The report also discovered that a company that spent only 82 percent of revenue on medical expenses also spent $1.5 million on a corporate retreat in Edinburgh, Scotland and $1.8 million on a retreat in Cancun, Mexico. Wasting our seniors' hard earned money on unnecessary expenses is reprehensible. In the words of Representative Bart Stupak, "Seniors pay Medicare Advantage premiums with the expectation that the money will be used to provide critical medical care -- not pay for marketing campaigns and executive bonuses. The disparity between the percentage of premiums used to pay medical claims in traditional Medicare and Medicare Advantage is unacceptable; our seniors deserve better. This report is just the latest example of private insurance companies exploiting the Medicare Advantage system for their own gain."
Our seniors deserve better than having to choose between the confusion and inefficiency of multiple plans and the wasteful extravagance of Medicare Advantage providers. Congress can mitigate this problem by creating a public benefit option, a program in which beneficiaries would receive comprehensive care from the government.
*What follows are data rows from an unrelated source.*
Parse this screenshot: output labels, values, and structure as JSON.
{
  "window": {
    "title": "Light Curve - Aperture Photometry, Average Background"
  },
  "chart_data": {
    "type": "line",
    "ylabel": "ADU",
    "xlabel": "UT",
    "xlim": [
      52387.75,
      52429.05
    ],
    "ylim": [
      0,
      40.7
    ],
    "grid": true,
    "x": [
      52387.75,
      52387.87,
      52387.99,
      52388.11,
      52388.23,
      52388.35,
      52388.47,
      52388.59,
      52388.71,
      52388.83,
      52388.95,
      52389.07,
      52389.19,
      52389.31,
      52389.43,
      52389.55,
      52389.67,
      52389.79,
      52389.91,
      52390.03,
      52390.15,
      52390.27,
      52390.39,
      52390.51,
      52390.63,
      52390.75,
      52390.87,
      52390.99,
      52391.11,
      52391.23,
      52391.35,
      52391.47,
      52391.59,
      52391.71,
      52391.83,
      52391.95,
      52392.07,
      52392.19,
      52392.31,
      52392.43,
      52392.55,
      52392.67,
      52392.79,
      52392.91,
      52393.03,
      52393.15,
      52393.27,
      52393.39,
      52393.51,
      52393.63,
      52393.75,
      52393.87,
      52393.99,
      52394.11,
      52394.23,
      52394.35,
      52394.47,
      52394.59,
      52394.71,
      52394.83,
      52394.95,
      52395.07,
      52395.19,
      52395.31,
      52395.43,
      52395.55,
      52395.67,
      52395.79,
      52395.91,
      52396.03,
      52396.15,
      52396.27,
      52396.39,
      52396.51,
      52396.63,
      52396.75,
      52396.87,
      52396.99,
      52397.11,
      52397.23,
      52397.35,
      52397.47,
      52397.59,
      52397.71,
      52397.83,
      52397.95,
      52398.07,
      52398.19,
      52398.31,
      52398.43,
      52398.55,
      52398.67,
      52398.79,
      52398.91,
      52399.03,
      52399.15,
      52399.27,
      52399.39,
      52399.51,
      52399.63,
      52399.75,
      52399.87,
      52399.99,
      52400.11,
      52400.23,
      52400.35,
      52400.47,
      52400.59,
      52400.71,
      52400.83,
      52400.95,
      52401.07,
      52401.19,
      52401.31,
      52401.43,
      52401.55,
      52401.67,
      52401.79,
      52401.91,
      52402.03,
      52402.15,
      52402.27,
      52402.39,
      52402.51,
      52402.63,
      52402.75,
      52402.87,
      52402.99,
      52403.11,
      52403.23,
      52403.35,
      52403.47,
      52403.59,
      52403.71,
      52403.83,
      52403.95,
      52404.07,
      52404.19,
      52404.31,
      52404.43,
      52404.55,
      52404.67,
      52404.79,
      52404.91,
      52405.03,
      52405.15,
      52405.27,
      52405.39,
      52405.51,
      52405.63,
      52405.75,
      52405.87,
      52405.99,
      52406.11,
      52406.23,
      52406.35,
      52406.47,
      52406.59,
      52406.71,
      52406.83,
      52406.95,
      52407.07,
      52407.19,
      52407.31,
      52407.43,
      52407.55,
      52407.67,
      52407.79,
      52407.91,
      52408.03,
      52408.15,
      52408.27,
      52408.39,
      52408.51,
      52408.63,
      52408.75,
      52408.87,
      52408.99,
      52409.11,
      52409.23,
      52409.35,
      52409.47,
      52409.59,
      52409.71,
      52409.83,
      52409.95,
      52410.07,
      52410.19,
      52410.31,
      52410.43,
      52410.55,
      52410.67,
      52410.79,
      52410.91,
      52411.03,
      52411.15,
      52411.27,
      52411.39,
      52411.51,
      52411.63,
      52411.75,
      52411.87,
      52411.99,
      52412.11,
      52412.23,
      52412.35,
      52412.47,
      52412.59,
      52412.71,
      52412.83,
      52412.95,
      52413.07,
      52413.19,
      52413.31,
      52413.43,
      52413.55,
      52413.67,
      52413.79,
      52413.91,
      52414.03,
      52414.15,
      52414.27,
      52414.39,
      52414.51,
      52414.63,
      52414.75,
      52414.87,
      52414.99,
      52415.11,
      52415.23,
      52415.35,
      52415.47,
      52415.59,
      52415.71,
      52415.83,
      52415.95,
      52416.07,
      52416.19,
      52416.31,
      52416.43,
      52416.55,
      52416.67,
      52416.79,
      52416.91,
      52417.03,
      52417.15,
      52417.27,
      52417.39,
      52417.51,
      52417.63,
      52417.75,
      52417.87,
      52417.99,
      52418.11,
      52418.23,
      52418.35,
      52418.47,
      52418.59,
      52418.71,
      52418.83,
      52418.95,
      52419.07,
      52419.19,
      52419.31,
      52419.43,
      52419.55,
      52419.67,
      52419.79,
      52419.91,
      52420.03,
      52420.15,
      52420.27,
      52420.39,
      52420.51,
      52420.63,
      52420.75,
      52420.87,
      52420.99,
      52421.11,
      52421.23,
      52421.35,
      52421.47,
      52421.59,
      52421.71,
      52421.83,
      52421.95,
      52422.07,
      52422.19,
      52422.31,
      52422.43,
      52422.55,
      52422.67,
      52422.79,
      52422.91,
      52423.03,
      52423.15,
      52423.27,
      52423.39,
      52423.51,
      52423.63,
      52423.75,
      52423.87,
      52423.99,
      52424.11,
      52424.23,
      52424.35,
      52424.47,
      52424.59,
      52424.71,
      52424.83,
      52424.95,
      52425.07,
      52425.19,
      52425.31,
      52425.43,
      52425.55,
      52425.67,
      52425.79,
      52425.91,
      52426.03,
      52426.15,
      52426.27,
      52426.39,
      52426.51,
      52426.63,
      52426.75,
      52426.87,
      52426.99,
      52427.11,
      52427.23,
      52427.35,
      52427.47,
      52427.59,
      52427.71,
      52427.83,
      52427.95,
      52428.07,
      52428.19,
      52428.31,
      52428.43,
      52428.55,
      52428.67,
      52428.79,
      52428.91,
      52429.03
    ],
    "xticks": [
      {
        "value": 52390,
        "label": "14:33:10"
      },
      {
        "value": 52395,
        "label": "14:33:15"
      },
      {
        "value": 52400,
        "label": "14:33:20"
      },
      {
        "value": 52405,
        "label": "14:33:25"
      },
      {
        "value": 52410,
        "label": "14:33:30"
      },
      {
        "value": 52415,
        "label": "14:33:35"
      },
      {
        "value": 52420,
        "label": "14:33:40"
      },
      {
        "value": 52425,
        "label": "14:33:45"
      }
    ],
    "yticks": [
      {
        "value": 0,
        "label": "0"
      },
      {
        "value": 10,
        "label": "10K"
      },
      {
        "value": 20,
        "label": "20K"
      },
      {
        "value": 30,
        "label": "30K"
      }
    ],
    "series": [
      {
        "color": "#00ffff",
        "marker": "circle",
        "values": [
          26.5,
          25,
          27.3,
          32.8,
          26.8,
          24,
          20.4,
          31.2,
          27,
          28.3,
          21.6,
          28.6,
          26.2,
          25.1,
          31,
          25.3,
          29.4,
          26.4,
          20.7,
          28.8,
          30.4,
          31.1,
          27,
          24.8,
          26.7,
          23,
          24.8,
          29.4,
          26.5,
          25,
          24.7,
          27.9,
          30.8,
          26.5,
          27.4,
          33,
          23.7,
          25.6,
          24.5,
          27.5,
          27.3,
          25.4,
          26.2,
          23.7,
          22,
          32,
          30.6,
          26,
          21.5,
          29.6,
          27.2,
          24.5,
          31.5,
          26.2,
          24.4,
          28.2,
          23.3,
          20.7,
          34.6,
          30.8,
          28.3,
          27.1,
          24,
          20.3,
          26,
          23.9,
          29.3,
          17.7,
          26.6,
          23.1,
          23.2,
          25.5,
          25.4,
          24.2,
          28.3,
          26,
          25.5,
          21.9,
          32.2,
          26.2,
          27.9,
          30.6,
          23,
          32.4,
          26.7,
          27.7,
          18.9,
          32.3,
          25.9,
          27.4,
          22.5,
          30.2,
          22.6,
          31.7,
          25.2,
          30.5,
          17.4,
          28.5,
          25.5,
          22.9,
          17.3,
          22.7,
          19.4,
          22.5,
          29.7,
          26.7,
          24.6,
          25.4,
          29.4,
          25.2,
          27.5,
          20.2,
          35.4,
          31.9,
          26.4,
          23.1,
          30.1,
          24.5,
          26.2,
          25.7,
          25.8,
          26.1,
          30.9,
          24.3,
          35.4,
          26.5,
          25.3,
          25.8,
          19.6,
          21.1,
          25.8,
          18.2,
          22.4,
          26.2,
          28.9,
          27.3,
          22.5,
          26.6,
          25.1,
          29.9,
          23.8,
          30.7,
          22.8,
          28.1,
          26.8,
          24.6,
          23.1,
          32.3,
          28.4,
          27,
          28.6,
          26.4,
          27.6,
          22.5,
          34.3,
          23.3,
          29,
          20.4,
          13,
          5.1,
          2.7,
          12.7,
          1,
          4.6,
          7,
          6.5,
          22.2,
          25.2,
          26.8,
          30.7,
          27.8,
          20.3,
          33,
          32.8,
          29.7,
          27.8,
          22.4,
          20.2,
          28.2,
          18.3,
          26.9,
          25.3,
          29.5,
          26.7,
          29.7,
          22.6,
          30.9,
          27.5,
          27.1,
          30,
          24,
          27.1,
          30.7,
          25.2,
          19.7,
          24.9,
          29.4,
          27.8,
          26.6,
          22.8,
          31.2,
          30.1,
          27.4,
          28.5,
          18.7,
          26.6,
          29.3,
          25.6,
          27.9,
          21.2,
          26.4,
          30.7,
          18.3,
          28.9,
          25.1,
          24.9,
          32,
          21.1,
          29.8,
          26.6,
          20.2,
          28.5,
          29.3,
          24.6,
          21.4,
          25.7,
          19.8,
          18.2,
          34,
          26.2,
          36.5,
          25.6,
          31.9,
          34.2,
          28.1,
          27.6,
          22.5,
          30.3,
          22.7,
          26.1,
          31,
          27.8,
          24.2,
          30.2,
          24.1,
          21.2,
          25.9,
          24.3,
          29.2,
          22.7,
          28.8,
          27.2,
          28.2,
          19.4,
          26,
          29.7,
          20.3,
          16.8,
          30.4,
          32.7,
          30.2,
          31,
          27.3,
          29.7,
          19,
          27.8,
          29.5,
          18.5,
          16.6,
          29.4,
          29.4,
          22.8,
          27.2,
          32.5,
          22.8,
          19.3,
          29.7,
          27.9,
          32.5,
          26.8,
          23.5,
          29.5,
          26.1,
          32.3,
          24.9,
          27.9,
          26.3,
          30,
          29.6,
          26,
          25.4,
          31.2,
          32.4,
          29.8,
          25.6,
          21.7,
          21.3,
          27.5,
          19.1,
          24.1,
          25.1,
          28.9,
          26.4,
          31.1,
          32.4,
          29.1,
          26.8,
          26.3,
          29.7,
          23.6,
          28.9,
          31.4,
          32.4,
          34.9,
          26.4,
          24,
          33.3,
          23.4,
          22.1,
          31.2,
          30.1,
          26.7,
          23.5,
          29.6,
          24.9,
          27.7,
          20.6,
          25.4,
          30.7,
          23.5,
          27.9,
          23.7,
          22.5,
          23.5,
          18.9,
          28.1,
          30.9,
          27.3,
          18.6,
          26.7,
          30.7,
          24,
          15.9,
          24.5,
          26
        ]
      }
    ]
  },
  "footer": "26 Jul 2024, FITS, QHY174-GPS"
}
The government would pay for roughly the same amount of care that it would otherwise provide through traditional Medicare, and consumers would pay for the rest of the care through premiums. Beneficiaries would receive all of their care from one program, so there would be no difficulties arising from trying to combine multiple plans. Because that plan would be public and administered by the Centers for Medicare and Medicaid Services (the same program that administers Medicare), it would be remarkably more efficient than private insurers and would not waste money on extravagant corporate expenses. Finally, because the program would be paid for by consumer premiums, it would be completely revenue-neutral for the government.
The Commonwealth Fund projected the benefits of such a program and published their findings in Health Affairs. According to their report, a comprehensive benefit option would substantially improve the quality and value of coverage offered to consumers while saving them an average of $357 annually on premiums and $60 annually on out-of-pocket costs. The overall market reduction in spending would be approximately $5 billion.
Another advantage of a comprehensive benefit option is just that: it is an option. Even though multiple plans and consolidated private plans are less efficient than a single public plan, consumers may prefer these plans because they can provide more specialized care. If they are willing to pay the higher premiums associated with these plans, they would be able to purchase them. Indeed, private insurers that offer Medicare Advantage plans would have an incentive to become more efficient in order to remain competitive with the public option. This would require them to eliminate unnecessary expenses (like trips to Cancun). A comprehensive benefit option would also give insurers who provide Medicare Supplemental Insurance an incentive to do a better job of integrating their plans with Medicare to mitigate problems associated with combining multiple plans.
Our seniors deserve a better choice for acquiring comprehensive health insurance coverage. Creating a comprehensive public benefit option would give them that choice. It would require no additional government revenue and would save billions by making the market more efficient.
Wilson Parker is a member of the Roosevelt Institute | Campus Network's chapter at UNC Chapel Hill, where he is studying economics. He serves as the co-director of the chapter's Economic Policy Center.